“The ‘porthole’ theme came from an idea to visualize a window/view into another world, and to represent the tone of the soundtrack using simple color and texture rather than specific imagery. This continues with the typography on the reverse, which has been set in a circular ‘shoal’. Each graphic was created using sections of stills from the game so that the palettes used are truly representative of the game’s vibrant hues.”
Lastly, on the topic of the vinyl release, my good friend and mentor Tetsuya Mizuguchi wrote the introduction to the album. So if you’re a gamer who likes things like Child of Eden, Lumines, Rez Infinite, and Tetris Effect, and have to own all the Mizuguchi things, this should make a nice addition to your collection.
So hopefully this gives some insight as to how integral the music is in our games. Jupiter & Mars revolves around two characters who depend on each other, who share special times together, and are above all intelligent beyond our understanding. They experience emotions as profoundly as we do. In Jupiter & Mars we want to tell a mostly wordless, musical story, where the actions and deeds of our two cetaceans penetrate your heart more deeply than any text box could ever do (I hope).

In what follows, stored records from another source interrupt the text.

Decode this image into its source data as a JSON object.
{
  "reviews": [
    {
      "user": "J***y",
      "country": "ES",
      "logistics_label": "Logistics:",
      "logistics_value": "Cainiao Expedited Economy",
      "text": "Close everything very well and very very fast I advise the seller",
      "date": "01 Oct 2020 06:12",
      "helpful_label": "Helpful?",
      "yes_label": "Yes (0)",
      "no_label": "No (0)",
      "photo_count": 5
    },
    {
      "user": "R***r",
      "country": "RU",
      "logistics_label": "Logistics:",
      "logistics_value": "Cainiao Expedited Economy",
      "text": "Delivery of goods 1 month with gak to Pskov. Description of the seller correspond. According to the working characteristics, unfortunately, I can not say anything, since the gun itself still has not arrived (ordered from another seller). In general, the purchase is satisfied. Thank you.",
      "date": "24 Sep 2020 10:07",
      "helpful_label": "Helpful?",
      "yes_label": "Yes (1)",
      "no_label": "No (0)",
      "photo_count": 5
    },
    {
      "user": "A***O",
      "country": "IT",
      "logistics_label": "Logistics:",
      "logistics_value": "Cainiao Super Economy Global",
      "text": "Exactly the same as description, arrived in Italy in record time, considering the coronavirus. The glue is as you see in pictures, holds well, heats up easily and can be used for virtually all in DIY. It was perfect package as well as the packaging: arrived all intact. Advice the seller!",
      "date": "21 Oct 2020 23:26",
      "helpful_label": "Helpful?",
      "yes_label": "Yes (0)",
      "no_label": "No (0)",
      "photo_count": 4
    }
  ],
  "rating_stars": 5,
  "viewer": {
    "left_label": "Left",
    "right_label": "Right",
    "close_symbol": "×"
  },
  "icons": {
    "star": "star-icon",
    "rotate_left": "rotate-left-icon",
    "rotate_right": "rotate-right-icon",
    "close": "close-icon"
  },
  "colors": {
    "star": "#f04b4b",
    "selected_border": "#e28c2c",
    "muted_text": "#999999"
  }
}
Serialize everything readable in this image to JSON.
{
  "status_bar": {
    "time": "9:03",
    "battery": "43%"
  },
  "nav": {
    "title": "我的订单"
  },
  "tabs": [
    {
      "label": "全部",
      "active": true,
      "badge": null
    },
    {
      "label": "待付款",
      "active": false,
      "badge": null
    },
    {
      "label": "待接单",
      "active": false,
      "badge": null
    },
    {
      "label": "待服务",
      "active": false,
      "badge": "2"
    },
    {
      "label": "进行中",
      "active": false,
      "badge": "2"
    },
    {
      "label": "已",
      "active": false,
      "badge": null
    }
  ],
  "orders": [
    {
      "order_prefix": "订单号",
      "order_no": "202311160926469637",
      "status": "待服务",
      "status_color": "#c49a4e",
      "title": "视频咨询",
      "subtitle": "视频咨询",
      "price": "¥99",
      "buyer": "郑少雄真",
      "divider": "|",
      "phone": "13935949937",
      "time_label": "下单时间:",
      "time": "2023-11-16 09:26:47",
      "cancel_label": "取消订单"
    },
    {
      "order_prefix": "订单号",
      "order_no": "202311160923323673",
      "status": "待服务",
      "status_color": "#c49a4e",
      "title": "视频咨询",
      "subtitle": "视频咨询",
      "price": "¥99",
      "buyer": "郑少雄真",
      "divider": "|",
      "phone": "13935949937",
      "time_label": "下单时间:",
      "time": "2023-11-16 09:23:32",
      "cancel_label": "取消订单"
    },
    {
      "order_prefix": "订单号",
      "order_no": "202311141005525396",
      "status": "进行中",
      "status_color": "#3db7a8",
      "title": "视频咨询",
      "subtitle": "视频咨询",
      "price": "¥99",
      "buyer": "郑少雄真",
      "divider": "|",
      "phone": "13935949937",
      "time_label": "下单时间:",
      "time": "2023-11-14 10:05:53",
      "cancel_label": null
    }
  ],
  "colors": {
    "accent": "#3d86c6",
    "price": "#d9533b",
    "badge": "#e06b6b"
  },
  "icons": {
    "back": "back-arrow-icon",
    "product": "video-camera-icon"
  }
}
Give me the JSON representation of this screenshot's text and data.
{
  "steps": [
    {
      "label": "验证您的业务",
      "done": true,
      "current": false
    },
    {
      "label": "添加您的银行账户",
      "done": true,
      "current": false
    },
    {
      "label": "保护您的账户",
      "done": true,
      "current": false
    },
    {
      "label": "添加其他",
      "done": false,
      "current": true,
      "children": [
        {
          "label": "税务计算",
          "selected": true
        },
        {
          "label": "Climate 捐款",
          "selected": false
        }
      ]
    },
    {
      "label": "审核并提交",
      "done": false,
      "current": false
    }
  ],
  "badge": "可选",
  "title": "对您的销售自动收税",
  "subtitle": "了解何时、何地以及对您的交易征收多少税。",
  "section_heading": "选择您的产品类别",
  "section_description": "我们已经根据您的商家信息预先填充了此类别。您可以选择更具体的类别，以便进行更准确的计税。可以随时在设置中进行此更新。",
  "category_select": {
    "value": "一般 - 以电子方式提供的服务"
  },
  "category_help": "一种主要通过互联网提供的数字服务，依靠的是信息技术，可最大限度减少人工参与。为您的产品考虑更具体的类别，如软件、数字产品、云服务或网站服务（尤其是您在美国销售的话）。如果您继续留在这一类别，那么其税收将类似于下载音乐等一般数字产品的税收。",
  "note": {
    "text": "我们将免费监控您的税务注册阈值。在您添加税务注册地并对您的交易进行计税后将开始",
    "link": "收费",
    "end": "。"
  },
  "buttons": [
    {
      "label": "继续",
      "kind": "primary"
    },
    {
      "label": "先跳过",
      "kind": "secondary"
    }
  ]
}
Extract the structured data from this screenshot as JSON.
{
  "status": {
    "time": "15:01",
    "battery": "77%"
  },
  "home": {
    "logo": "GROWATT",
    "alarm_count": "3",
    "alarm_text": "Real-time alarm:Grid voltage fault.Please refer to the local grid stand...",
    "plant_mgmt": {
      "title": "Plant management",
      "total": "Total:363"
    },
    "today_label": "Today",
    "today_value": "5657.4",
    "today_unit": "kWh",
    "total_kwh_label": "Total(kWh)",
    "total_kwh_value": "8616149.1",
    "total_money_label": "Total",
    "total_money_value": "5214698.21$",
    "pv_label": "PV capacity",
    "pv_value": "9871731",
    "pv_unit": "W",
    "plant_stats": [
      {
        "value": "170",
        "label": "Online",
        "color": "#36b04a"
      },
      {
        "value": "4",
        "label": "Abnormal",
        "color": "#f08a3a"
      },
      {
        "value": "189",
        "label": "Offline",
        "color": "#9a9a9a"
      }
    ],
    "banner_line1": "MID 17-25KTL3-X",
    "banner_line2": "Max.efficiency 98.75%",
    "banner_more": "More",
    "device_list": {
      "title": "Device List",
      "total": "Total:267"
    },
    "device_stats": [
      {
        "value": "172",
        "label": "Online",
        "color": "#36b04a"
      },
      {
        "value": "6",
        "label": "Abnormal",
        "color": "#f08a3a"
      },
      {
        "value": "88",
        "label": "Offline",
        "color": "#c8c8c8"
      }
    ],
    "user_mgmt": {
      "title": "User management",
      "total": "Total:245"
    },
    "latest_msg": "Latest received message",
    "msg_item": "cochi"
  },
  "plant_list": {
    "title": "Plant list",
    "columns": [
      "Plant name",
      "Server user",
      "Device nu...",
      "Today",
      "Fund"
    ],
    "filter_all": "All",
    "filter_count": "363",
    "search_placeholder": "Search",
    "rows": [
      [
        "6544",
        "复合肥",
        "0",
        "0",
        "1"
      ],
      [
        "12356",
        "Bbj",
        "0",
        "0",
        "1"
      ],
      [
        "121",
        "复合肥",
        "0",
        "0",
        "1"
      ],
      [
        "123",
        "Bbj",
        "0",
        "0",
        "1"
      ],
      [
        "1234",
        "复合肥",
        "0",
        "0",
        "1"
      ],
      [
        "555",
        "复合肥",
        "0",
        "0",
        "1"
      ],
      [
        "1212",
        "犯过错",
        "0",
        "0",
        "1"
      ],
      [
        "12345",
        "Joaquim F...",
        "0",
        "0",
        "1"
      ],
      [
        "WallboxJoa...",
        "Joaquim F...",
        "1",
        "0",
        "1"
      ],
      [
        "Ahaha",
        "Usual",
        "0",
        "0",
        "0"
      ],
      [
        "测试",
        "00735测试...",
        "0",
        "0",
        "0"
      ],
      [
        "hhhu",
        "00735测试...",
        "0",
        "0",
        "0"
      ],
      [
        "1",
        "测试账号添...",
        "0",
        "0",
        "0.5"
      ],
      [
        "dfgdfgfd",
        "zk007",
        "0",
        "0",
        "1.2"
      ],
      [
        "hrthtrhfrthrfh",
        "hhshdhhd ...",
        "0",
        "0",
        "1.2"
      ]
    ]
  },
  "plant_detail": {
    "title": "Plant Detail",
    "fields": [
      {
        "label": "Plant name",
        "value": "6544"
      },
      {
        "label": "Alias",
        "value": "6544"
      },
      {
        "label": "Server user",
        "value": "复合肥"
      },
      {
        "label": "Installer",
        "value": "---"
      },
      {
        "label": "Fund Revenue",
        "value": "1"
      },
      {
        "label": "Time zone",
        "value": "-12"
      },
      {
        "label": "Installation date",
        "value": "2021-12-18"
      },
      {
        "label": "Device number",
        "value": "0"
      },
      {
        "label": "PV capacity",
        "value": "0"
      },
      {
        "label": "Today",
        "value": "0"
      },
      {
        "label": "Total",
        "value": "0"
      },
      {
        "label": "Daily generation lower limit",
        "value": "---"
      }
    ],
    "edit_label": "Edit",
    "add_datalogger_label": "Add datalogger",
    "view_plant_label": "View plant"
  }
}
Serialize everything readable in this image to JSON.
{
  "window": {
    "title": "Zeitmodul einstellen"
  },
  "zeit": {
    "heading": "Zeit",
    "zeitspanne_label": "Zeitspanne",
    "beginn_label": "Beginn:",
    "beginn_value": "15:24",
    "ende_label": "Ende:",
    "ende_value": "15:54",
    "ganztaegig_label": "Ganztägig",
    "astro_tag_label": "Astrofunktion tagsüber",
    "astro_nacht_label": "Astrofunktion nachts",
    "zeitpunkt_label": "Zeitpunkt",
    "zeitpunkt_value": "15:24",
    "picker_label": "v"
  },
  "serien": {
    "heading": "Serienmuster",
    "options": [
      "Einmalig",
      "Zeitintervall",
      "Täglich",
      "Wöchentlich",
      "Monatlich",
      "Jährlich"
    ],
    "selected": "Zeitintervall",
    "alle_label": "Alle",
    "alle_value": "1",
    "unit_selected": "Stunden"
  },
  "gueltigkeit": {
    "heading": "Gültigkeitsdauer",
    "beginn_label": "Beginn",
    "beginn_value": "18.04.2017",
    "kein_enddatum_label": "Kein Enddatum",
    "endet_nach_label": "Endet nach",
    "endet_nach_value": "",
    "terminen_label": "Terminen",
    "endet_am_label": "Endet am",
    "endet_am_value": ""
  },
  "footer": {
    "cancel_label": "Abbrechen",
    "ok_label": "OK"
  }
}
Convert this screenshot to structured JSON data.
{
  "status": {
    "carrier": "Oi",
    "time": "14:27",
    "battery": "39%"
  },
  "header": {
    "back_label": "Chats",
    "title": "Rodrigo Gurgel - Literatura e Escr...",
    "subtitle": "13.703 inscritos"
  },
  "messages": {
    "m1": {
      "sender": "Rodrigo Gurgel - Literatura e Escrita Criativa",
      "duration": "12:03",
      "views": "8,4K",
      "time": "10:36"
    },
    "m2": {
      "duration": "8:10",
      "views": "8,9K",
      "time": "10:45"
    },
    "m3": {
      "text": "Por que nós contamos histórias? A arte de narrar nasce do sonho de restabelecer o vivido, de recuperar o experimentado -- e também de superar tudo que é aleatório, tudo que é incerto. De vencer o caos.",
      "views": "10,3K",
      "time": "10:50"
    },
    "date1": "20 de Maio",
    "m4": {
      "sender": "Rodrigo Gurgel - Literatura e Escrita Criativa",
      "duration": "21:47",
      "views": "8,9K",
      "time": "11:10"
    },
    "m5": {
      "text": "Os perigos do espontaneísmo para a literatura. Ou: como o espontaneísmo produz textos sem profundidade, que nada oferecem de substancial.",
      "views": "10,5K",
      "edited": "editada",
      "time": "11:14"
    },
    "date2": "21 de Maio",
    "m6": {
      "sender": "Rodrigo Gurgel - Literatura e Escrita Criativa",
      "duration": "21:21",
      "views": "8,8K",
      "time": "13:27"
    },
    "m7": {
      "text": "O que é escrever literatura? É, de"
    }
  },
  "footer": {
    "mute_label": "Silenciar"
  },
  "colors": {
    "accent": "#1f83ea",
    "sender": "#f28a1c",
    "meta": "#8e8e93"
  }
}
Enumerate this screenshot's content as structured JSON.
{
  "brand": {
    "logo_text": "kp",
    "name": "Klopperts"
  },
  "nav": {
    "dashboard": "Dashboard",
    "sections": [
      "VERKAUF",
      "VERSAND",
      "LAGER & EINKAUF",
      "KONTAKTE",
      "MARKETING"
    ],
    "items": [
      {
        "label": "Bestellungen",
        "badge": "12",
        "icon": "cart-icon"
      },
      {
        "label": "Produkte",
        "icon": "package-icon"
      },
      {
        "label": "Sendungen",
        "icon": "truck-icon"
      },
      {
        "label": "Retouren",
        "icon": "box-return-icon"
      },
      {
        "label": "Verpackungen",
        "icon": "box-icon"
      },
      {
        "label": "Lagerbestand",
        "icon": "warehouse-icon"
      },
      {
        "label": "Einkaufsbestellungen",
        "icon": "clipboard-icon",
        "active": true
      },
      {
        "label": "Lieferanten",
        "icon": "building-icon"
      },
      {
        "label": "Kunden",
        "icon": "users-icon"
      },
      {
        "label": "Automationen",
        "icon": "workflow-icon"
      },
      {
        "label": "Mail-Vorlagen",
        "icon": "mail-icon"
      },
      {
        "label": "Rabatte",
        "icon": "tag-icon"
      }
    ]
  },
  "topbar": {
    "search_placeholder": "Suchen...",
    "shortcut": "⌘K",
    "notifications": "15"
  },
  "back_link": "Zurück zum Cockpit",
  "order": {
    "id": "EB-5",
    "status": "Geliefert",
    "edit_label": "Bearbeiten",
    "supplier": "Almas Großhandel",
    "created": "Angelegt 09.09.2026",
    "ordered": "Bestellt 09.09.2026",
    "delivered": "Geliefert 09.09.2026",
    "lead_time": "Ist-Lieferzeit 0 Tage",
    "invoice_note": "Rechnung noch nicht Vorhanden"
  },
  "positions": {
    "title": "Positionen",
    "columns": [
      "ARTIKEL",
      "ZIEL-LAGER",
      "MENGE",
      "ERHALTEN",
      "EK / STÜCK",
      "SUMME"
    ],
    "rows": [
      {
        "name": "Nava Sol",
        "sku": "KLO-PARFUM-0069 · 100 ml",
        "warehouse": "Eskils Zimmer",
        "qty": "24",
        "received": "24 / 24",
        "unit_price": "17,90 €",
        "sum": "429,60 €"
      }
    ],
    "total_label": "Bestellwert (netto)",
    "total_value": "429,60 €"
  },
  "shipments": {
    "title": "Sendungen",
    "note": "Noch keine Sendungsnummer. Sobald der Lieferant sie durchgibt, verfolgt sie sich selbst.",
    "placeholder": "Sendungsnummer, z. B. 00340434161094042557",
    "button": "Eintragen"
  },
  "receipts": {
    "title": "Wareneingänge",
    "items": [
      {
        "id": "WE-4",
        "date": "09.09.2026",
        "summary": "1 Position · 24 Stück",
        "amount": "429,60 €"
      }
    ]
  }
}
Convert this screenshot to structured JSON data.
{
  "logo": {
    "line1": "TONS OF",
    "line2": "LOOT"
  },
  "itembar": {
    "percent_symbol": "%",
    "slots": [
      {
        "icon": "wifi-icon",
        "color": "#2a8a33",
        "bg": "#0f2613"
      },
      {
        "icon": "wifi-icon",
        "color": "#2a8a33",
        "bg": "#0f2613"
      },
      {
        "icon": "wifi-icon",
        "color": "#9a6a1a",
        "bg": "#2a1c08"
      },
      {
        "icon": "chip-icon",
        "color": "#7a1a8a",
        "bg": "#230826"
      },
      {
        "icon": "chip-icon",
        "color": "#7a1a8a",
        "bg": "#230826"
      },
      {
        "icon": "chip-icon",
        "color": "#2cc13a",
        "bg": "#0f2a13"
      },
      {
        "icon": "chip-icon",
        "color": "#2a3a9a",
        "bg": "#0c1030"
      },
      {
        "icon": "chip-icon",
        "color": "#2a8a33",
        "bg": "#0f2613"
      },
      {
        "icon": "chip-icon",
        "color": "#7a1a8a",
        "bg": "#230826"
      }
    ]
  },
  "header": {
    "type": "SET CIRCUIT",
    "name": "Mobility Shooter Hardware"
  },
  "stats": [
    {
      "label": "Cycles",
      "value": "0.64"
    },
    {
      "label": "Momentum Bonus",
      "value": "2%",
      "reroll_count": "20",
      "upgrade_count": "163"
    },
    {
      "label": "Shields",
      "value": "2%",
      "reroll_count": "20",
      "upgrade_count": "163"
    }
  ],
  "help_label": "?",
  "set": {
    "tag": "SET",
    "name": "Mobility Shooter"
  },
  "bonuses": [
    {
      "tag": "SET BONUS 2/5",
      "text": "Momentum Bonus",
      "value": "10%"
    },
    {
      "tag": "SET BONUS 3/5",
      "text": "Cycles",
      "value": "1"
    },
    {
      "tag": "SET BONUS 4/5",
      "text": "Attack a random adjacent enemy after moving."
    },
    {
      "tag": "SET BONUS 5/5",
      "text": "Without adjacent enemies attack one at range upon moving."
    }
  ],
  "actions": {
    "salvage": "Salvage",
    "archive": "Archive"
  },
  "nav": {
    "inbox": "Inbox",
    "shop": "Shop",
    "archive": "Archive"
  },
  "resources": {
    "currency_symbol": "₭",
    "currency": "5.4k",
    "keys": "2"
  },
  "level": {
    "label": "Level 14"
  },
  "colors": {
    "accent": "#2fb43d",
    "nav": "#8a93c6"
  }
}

My personal wish, when you play our game, is that you grow as close to these characters as I have through the years. They first swam into my head almost a decade ago, and they’ve been like family ever since. Moreover, I hope that even after you power down your PS4 or take off your PS VR headset, and walk away to do something else in your life, that a bit of my friends, Jupiter and Mars, goes with you.